Extracted records
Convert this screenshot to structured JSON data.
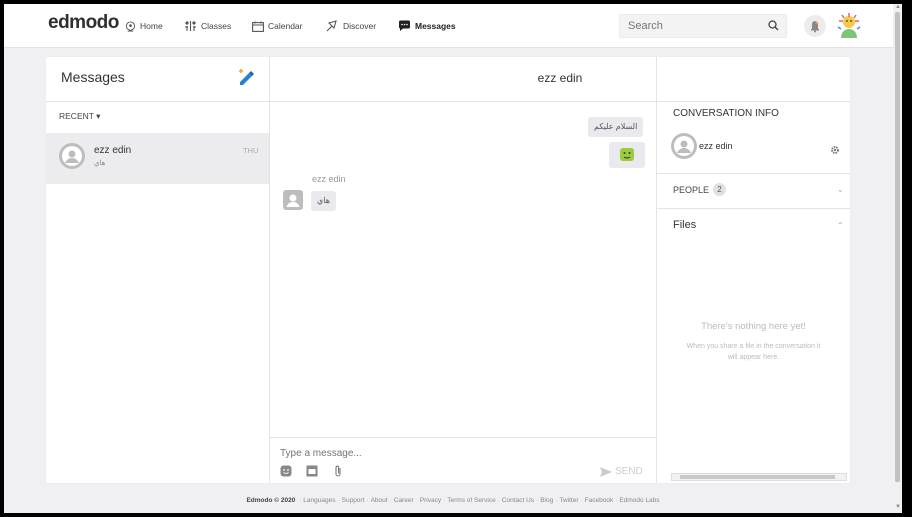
{
  "app": {
    "logo": "edmodo"
  },
  "nav": [
    {
      "label": "Home",
      "icon": "home-icon"
    },
    {
      "label": "Classes",
      "icon": "classes-icon"
    },
    {
      "label": "Calendar",
      "icon": "calendar-icon"
    },
    {
      "label": "Discover",
      "icon": "discover-icon"
    },
    {
      "label": "Messages",
      "icon": "messages-icon",
      "active": true
    }
  ],
  "search": {
    "placeholder": "Search"
  },
  "left": {
    "title": "Messages",
    "filter": "RECENT ▾",
    "conversations": [
      {
        "name": "ezz edin",
        "preview": "هاي",
        "time": "THU"
      }
    ]
  },
  "chat": {
    "title": "ezz edin",
    "sent_text": "السلام عليكم",
    "sender_name": "ezz edin",
    "received_text": "هاي",
    "composer_placeholder": "Type a message...",
    "send_label": "SEND"
  },
  "info": {
    "title": "CONVERSATION INFO",
    "user_name": "ezz edin",
    "people_label": "PEOPLE",
    "people_count": "2",
    "files_label": "Files",
    "empty_title": "There's nothing here yet!",
    "empty_text": "When you share a file in the conversation it will appear here."
  },
  "footer": {
    "copyright": "Edmodo © 2020",
    "links": [
      "Languages",
      "Support",
      "About",
      "Career",
      "Privacy",
      "Terms of Service",
      "Contact Us",
      "Blog",
      "Twitter",
      "Facebook",
      "Edmodo Labs"
    ]
  },
  "colors": {
    "sticker": "#9ccc3c",
    "compose_accent": "#2a7fd4",
    "compose_plus": "#f5a623"
  }
}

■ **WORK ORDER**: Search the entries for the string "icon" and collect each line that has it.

■ **WRITTEN ANSWER**:
      "icon": "home-icon"
      "icon": "classes-icon"
      "icon": "calendar-icon"
      "icon": "discover-icon"
      "icon": "messages-icon",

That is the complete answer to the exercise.